In order to use a tubeless system on a clincher wheel, a special tubeless tire and a conversion kit (Stan's makes a tubeless conversion) is needed. This is not to be confused with tubular tires, as the two are quite different. The advantage of a tubeless system is that it's light and comfortable like tubulars but are easy to change roadside like clinchers. If stranded roadside, a tubeless tire can be fitted with an inner tube as well, making it ideal for training and racing.
On the downside, the price range for a tubeless tire is usually around $100 a piece, and the current market only offers a few different options to choose from.
Tread Type5 of 7
For road tires, there are usually two options: those that have tread and those that are perfectly smooth.
Treadless Tires: The less tread a tire has, the more it conforms to the road. It's common for people to associate tread with being less slippery in wet conditions, but this is not necessarily the case.
Since pavement has its own texture, a tire without tread will deform better during contact, acquiring the texture of the road instead of working against it.
Treaded Tires: In general, most road tires don't have knobs the way that mountain bike tires do. The most popular type of treaded road tires are combination, meaning they have some smooth sections and some sections containing a tread pattern. A combination tire might be best used for riding on rough roads with gravel or if you occasionally ride on dirt roads.
Tire Width and Size6 of 7
Determining which tire size you want is dependent upon what you are going to be using them for. Most road wheels have a diameter of 700c, though some models could be as small as 650c. The other number on a tire size relates to the width. If a tire is 700cc by 25 millimeters, then the width of the tire is 25mm.
The ideal width of your tire depends on if you are using it for racing, training or commuting. The skinnier the tire is, the faster it is going to be. A 700 x 21mm tire has less contact with the road and offers less frontal resistance to the wind. The trade-off is, skinny tires wear quicker and are more vulnerable to damage to the sidewall. They also require a higher air pressure, which results in a harsher and less comfortable ride.
For commuting or training, a wider tire is likely your best choice. They make balancing and cornering much easier, offer more contact with the road, are less likely to puncture on rough surfaces and will last longer. The downside is they are heavy, not as aerodynamic and can cause problems fitting into brake calipers or certain bike frames.
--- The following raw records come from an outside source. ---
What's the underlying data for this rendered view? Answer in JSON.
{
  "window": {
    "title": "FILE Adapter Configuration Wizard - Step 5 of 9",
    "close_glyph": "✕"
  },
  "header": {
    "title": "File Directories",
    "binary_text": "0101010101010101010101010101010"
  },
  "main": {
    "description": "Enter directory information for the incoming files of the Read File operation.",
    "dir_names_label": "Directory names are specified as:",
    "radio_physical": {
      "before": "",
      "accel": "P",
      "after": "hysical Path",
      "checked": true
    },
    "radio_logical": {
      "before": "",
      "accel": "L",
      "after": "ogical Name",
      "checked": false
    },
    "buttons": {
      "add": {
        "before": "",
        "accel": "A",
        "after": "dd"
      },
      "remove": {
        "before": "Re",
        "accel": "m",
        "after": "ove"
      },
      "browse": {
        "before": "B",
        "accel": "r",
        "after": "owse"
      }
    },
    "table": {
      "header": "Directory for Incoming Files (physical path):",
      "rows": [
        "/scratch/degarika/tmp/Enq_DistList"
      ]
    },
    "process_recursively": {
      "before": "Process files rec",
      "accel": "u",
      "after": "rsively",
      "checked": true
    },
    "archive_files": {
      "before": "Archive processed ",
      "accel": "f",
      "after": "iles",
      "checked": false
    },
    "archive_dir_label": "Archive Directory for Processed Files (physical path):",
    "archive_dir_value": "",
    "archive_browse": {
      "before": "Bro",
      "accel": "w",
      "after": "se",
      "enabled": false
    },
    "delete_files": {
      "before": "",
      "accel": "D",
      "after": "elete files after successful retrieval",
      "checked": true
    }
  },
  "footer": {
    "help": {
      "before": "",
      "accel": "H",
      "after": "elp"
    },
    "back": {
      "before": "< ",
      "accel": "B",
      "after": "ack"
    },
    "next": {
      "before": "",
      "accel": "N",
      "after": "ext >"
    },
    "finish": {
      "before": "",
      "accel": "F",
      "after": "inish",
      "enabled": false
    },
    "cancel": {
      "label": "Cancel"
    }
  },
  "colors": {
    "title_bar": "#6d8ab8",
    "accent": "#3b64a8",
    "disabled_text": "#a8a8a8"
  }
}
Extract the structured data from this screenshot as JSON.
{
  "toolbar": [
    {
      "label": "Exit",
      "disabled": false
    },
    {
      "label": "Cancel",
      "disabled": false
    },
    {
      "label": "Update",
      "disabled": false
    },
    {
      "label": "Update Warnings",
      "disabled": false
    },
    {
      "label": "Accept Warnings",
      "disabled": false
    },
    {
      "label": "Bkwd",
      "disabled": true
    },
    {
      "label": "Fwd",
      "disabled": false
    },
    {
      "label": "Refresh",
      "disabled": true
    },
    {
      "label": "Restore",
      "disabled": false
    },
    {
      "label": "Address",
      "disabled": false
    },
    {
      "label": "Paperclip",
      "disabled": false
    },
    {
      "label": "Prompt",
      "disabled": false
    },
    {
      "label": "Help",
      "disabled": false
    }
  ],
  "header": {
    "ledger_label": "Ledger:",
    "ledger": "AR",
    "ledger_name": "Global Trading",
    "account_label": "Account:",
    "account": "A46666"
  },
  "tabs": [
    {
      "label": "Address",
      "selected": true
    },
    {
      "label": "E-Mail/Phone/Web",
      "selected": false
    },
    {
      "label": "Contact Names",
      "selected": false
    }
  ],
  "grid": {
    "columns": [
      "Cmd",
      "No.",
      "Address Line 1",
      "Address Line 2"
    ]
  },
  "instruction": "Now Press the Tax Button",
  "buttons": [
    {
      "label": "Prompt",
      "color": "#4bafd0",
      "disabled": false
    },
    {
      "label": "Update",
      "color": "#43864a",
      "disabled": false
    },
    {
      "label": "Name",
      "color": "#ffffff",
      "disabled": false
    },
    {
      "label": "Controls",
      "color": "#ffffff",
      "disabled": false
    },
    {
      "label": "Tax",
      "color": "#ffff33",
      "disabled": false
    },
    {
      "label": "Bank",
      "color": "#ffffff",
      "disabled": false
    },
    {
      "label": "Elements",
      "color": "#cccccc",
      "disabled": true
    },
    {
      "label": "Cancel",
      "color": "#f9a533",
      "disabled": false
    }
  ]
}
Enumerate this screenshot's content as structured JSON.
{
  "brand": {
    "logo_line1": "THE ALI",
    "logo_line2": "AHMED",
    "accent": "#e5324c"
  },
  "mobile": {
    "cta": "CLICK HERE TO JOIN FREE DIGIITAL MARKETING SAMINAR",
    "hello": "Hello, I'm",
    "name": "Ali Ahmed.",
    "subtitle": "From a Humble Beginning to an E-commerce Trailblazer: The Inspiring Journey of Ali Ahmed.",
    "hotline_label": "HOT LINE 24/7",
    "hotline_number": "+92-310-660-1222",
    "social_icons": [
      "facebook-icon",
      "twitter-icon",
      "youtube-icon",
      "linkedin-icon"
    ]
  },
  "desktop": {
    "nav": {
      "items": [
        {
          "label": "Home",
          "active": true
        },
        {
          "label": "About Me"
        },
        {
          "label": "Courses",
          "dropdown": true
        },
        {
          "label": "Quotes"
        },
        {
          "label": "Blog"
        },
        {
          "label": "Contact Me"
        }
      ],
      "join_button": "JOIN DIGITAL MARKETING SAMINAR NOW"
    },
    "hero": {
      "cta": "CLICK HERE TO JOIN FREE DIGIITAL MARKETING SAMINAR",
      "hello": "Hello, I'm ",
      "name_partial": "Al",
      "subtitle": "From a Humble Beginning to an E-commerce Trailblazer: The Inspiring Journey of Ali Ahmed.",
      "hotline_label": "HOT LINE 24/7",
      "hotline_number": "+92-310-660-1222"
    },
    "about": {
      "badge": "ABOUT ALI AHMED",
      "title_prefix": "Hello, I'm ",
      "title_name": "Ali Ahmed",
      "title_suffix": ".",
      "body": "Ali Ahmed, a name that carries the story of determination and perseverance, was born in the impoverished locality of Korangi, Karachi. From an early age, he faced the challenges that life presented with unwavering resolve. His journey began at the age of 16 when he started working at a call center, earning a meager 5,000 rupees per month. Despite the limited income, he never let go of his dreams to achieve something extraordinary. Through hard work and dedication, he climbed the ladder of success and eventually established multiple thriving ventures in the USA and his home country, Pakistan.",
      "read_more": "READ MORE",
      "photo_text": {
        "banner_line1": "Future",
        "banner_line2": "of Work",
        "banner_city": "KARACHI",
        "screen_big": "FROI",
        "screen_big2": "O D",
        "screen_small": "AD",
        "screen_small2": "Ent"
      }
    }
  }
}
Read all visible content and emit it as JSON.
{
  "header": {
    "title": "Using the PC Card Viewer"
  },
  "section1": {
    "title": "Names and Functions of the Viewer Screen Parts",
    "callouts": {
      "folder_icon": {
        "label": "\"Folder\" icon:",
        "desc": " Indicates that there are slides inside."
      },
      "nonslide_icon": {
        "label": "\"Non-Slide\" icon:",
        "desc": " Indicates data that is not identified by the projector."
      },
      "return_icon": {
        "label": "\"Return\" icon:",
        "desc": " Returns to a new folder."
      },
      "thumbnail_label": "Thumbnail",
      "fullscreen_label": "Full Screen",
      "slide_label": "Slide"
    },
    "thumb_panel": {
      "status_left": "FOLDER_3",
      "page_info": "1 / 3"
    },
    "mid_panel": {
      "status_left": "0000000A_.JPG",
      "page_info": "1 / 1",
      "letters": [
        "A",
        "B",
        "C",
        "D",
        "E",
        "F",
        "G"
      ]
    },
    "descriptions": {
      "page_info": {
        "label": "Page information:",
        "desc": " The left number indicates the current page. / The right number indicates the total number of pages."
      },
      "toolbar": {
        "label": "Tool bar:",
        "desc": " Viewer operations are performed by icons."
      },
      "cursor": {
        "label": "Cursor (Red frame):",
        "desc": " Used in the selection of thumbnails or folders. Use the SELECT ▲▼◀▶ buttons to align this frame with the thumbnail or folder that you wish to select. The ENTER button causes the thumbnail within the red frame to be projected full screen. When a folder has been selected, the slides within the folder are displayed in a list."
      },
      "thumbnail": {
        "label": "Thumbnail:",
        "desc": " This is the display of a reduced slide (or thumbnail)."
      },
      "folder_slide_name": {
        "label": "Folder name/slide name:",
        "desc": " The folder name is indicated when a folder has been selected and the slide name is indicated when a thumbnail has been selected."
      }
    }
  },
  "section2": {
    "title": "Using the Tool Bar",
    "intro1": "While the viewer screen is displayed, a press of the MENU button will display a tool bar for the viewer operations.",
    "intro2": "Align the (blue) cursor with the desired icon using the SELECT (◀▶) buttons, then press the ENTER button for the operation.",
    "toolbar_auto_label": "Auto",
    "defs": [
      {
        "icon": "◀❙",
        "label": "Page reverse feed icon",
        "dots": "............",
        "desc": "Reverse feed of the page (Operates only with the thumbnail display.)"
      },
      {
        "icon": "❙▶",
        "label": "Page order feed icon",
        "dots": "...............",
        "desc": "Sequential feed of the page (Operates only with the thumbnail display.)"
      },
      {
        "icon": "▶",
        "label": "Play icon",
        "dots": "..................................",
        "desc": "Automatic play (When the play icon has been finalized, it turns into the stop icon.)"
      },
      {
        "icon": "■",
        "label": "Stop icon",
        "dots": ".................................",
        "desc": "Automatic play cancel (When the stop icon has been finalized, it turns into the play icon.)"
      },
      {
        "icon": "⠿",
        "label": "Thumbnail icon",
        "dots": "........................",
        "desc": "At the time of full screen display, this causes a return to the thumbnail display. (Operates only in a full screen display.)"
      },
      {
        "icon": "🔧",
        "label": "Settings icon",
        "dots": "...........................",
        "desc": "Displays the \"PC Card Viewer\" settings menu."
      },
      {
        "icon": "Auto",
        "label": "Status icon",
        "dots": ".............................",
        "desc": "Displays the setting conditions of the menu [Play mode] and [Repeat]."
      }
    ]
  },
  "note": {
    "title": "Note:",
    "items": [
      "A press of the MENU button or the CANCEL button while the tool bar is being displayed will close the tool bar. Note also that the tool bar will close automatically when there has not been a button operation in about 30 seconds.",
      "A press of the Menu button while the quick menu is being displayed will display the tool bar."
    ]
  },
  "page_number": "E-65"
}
The bottom line is, no single bike tire is likely to fit the needs of every cyclist. It's important to research each brand of tire and find the one that works best for you.